Safety Planning for Battered Women

You do not have control over your partner’s violence, but you have a choice about how to get yourself and your children to safety. Leaving must be done with a careful plan. Abusers often strike back when they believe their partner is leaving the relationship.

Safety during a violent incident:

  • Practice getting out safely. What doors, windows, elevators, stairwells, or fire escapes would you use?
  • Keep your purse and car key where you can get to them in order to leave quickly.
  • Tell neighbors about the violence and ask that they call the police if they hear suspicious noises coming from your home.
  • Teach your children to use the phone to contact the police and fire department.
  • When you anticipate an argument, avoid the bathroom, garage, kitchen and other areas near weapons or rooms without access to an outside door.

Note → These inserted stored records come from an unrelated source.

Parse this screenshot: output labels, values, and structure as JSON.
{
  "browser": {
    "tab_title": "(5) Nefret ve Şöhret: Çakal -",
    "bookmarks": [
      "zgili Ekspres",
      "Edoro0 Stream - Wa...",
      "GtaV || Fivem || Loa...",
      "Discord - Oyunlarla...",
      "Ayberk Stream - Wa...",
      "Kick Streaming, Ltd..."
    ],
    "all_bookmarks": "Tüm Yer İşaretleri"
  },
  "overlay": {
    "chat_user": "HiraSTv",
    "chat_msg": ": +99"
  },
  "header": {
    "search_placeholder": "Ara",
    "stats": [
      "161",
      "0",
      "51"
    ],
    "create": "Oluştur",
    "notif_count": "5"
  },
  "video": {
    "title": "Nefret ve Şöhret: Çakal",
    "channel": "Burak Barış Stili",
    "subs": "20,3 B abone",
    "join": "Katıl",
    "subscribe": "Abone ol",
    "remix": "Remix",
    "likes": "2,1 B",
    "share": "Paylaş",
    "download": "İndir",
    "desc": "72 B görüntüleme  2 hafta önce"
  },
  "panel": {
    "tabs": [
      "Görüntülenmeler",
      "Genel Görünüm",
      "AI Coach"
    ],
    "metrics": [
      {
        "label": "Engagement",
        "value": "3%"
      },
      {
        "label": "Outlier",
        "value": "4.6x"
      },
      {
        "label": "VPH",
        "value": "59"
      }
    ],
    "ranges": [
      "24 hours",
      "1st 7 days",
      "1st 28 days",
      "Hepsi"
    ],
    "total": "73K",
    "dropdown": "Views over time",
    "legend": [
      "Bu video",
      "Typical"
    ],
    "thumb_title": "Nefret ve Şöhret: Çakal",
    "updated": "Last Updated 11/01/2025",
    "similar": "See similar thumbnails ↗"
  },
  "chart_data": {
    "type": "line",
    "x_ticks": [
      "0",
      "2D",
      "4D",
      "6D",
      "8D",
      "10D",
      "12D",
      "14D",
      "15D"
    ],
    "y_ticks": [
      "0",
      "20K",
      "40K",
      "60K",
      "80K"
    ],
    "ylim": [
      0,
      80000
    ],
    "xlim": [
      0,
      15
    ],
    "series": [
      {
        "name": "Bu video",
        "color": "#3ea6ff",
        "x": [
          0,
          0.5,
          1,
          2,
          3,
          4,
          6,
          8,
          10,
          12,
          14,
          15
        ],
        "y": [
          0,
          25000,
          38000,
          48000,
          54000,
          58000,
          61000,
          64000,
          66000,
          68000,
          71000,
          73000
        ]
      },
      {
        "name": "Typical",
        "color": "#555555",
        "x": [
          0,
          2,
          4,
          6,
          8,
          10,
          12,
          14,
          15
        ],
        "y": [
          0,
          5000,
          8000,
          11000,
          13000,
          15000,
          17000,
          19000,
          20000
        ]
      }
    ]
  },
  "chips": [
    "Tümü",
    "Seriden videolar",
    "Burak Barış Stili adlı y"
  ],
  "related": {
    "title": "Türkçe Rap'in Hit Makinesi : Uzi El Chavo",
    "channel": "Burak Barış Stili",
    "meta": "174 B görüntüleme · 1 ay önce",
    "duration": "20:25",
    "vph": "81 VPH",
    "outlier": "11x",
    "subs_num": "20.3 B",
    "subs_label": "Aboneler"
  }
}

Safety when preparing to leave:

  • Keep copies of important documents, keys, extra clothes and money with a friend or family member.
  • Call 911 if you need assistance leaving. Keep the national domestic violence hotline number – 1-800-799 SAFE with you or memorize it. The TTY phone number is 1-800-787-3224.
  • Check with friends or family members to see who would be able to let you stay with them or lend you money.
  • Rehearse your escape plan and, if appropriate, practice it with your children

Items to take when leaving:

  • Identification for yourself
  • Your birth certificate
  • School and vaccination records
  • Credit cards
  • Medications
  • Insurance papers
  • Keys – house, car, office
  • All identification documents for self and children
  • Children’s birth certificates
  • Social Security cards
  • ATM card, checkbook
  • Bank books
  • Children’s favorite toy/blanket
  • Lease/house deed

Plan ahead and put these items in one bag. Hide this bag somewhere he will not find it. Try to keep it at a trusted friend or neighbor’s house. Avoid using next-door neighbors, close family members, or mutual friends. Your abuser might be more likely to find it there.

As you are leaving

  • As you’re leaving, grab the bag you hid, your driver’s license, any checkbooks, and credit cards if you can. If there’s time, take the originals of documents you might need – like birth certificates, social security cards, legal documents and financial documents.
    If you’re in an emergency and need to get out right away, don’t worry about gathering these things. While they’re helpful to have, getting out safely should come first.
  • Create a false trail. Call motels, real estate agencies, and schools in a town at least six hours away from where you plan to go. Ask them questions that will need to be answered by them calling you back. Give them your old phone number.
  • Leave when your abuser will least expect it. This will give you more time to get away before your abuser realizes you are gone.